Comets are pieces of ice and rock left over from the formation of stars and planets. In our solar system, they usually drift through space in the Oort Cloud, an area beyond our solar system filled with debris.

A comet has two main parts to it: a head and a tail. As a comet approaches the inner solar system, the Sun begins to vaporize the ice and rock. The result of this vaporization is a tail of ionized gas that appears as a streak behind the comet. There is also plasma and an envelope of hydrogen separate from the tail, but they are not visible on Earth. Only spacecraft have been able to detect these formations.

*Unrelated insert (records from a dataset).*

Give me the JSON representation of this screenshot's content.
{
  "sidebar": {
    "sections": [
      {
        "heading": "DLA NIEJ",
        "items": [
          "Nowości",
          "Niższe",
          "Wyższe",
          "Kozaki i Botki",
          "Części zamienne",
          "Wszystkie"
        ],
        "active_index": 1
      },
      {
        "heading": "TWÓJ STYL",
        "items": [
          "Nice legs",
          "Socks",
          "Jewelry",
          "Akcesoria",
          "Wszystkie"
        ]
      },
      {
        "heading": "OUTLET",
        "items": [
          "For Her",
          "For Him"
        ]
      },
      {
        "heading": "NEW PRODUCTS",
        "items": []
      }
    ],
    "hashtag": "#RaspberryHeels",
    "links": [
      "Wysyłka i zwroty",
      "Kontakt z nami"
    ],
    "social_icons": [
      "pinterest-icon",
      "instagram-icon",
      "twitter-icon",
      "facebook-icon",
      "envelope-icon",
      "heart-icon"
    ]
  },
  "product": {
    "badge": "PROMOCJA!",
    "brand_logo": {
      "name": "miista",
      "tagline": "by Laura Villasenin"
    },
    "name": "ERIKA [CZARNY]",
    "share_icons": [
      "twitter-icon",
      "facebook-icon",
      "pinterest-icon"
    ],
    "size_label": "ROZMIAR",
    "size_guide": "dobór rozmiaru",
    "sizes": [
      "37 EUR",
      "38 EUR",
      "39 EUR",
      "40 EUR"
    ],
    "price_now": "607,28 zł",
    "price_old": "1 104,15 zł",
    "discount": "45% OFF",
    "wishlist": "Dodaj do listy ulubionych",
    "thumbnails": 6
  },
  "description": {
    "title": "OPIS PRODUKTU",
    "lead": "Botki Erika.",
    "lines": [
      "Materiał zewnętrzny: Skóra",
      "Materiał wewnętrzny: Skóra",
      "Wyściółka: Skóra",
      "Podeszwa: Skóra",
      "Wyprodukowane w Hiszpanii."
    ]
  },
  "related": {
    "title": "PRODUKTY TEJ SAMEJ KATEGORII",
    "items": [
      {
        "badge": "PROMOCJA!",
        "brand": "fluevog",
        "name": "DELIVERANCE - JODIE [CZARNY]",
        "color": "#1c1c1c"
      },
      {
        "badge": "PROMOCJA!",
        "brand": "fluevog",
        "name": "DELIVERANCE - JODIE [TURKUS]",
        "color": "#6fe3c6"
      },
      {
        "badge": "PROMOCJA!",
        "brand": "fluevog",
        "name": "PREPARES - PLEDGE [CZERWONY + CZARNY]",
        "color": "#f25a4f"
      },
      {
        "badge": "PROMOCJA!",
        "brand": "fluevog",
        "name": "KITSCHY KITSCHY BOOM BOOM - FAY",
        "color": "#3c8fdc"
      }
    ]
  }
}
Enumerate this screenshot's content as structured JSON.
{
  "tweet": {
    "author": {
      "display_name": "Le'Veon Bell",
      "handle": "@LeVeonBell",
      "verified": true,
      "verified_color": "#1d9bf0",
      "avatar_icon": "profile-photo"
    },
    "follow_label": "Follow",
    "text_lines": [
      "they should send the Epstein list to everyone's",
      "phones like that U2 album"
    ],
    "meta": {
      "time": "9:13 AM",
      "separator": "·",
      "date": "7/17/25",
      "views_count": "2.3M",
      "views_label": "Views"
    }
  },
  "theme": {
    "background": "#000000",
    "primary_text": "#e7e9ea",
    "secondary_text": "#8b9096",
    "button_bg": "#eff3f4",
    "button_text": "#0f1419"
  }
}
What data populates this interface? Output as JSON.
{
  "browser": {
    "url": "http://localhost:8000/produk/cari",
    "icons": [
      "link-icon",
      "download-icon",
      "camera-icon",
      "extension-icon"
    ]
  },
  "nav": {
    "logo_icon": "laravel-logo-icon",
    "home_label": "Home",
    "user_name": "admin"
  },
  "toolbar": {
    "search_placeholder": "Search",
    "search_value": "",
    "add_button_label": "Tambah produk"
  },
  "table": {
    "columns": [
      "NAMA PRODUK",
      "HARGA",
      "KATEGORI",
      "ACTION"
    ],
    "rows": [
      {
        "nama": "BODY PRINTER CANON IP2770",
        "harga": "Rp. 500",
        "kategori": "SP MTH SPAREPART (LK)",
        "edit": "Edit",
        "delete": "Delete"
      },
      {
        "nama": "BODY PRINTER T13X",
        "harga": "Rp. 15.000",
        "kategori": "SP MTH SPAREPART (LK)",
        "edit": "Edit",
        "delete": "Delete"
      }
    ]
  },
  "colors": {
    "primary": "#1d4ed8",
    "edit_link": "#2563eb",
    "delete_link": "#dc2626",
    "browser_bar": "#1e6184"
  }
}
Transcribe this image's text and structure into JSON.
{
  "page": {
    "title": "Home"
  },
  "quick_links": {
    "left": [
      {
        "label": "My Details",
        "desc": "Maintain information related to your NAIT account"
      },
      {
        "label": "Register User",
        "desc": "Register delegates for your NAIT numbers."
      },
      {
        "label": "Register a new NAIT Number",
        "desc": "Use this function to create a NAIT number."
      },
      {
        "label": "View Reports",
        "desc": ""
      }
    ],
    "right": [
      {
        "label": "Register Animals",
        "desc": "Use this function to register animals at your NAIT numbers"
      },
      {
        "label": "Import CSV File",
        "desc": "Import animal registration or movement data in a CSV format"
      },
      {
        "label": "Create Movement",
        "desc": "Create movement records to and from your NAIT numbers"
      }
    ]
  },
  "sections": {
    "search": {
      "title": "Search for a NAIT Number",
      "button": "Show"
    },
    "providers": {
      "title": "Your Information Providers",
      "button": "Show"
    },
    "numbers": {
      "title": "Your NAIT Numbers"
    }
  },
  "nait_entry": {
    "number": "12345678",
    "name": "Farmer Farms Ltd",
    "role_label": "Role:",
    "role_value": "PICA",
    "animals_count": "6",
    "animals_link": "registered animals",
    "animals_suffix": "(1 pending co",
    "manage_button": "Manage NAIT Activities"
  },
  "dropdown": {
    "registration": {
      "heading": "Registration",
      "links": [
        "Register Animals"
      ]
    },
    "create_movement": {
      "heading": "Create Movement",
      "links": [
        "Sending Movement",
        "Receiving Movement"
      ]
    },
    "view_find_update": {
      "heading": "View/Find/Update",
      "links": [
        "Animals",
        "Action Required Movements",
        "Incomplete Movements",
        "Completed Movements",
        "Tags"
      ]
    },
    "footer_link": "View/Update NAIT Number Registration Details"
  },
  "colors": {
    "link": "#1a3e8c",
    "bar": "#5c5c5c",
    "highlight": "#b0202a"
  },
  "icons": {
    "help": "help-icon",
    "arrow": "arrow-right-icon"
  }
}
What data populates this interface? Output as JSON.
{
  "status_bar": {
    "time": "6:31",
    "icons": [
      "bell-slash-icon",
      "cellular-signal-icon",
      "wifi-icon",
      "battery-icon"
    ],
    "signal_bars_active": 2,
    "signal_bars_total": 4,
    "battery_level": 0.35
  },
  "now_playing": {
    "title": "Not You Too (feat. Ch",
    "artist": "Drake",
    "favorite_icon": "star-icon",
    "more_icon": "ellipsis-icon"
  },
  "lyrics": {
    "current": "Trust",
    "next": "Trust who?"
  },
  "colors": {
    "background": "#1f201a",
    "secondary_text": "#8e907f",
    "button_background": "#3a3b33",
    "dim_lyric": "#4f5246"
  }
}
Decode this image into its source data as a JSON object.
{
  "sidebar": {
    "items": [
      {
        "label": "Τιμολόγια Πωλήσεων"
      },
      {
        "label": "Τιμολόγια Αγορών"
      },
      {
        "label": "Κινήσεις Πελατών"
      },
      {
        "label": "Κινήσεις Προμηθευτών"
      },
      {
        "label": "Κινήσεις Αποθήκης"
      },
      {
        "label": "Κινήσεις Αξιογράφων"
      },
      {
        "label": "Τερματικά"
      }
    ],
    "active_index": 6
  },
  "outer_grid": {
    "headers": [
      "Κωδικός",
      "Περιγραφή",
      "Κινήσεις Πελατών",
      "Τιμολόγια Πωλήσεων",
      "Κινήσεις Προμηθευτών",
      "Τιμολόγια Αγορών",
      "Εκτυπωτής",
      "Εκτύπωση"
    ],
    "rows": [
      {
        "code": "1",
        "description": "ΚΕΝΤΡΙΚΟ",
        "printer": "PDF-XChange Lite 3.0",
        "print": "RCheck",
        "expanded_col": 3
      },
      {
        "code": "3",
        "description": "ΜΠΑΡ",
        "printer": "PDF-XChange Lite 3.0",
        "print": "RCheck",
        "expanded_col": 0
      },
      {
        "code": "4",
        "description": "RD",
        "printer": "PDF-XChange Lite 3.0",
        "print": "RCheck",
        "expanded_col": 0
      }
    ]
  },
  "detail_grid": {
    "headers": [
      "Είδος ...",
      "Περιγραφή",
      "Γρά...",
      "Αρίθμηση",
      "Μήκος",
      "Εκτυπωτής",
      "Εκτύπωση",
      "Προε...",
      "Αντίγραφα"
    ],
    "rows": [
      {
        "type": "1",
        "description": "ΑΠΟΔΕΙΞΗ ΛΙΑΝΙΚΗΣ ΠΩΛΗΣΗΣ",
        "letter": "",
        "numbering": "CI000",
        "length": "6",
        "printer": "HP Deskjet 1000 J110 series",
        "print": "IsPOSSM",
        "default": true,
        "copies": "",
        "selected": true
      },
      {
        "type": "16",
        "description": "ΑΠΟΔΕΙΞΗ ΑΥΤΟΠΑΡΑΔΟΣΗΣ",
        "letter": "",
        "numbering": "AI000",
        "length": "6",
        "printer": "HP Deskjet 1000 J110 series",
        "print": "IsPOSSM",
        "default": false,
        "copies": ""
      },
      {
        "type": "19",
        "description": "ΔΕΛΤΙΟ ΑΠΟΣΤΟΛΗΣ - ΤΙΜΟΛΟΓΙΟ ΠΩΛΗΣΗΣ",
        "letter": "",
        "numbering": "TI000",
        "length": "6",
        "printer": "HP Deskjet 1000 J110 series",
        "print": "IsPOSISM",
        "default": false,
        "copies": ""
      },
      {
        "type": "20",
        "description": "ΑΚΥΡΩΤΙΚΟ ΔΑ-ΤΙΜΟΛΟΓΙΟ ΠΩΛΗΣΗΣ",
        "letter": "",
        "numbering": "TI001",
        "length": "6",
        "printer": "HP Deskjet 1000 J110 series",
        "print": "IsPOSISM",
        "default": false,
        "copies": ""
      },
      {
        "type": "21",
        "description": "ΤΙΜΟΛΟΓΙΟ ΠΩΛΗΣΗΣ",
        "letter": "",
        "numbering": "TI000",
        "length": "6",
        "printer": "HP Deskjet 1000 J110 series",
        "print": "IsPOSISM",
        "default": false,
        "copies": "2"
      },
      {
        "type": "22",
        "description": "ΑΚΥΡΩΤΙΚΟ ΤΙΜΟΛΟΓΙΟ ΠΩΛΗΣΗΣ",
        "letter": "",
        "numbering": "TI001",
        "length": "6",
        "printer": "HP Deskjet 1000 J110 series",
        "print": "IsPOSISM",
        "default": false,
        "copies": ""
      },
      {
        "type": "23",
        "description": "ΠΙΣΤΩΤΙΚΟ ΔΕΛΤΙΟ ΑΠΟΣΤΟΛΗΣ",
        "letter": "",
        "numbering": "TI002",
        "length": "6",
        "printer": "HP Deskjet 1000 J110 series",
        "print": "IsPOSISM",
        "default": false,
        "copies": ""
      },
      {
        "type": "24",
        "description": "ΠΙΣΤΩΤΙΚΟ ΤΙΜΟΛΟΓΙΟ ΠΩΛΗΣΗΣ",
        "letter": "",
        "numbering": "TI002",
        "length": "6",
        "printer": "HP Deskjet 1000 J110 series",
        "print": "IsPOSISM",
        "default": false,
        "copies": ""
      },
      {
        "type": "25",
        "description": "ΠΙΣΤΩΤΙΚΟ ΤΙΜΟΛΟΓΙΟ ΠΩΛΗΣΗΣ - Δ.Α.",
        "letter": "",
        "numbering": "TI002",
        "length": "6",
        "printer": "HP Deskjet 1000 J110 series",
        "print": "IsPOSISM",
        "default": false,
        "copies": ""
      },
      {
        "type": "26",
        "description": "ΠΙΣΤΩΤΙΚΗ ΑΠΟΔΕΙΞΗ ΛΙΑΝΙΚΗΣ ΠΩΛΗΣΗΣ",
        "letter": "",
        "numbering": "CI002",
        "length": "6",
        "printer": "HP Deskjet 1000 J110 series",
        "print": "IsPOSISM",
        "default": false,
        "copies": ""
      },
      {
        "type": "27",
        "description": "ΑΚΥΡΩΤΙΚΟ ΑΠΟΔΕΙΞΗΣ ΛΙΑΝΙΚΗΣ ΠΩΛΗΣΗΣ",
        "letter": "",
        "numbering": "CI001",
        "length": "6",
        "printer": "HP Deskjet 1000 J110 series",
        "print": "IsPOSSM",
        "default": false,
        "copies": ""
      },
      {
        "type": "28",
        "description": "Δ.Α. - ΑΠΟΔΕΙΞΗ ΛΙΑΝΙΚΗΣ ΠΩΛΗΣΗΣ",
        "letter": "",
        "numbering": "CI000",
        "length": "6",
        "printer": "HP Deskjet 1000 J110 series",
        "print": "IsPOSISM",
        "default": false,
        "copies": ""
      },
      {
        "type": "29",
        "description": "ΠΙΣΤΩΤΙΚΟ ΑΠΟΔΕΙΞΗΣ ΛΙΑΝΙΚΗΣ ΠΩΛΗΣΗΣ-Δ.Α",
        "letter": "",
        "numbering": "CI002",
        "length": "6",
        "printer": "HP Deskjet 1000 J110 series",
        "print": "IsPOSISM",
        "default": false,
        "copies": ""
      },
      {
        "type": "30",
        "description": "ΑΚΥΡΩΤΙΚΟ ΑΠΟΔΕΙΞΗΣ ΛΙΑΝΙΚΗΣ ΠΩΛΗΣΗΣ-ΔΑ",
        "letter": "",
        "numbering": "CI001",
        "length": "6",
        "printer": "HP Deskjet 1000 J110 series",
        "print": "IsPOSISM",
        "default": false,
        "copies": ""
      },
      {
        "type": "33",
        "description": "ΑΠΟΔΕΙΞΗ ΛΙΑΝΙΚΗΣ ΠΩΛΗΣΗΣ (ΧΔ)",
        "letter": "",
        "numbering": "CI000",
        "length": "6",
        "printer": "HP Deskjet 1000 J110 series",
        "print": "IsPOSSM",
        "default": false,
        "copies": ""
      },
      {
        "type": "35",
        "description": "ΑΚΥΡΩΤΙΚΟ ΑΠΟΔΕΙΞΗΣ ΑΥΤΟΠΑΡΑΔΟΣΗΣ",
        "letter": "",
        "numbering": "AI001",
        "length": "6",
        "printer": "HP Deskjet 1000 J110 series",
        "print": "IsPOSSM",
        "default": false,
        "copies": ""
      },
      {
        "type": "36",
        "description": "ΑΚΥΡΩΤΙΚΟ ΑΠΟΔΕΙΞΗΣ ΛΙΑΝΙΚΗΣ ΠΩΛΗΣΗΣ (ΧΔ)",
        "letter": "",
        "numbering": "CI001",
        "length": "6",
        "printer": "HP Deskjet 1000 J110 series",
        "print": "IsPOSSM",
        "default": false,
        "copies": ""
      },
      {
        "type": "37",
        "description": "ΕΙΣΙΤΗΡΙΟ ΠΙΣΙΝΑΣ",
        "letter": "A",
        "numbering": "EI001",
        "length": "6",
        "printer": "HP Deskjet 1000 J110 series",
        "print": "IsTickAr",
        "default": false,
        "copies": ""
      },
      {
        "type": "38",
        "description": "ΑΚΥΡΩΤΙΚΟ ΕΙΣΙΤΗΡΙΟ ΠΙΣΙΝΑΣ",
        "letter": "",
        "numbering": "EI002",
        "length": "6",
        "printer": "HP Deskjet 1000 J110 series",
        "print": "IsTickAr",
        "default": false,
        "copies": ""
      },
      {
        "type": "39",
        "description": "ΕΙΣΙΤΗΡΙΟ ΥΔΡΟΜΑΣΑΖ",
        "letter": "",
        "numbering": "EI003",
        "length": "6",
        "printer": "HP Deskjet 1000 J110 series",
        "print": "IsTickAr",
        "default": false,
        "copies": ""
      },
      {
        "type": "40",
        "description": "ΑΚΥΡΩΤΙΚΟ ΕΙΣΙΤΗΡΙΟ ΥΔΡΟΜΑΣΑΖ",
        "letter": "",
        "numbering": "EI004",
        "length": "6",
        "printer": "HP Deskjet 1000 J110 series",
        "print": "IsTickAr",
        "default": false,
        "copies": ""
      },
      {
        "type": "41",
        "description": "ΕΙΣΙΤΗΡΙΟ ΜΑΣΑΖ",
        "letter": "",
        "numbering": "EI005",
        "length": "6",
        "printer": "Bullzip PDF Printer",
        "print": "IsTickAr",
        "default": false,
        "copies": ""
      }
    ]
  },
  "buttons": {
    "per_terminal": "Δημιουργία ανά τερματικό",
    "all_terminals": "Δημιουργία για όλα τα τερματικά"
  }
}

Go Here The most famous and scientifically interesting incident with a comet was the collision of Shoemaker-Levy 9 with Jupiter in 1994. In an earlier pass close to Jupiter, the comet was broken up into several pieces. When it came around again, it was set to collide with Jupiter. During the course of a week, the fragments struck Jupiter near its southern pole on the far side from Earth. The collisions disturbed the gas giant, causing gas bubbles and scarring in the surface that looked like scorch marks. From this unique opportunity, astronomers were able to see firsthand the effects of a comet's impact and may able to explain how such an impact would affect Earth.

Comets do not come around as often as they should. You should make the most of every opportunity to go outside and see a comet for yourself. They are a sight to behold!

For more information on comets, consult the following links:

  • Windows to the Universe has a good description of comets as well as an interactive comet animation.
  • Solarviews has a small site on the Shoemaker-Levy 9 impact with Jupiter, including several photos of Jupiter with impact marks.
  • NASA'S Jet Propulsion Laboratory clash of clans hack has comet observations, including details on upcoming comet sightings.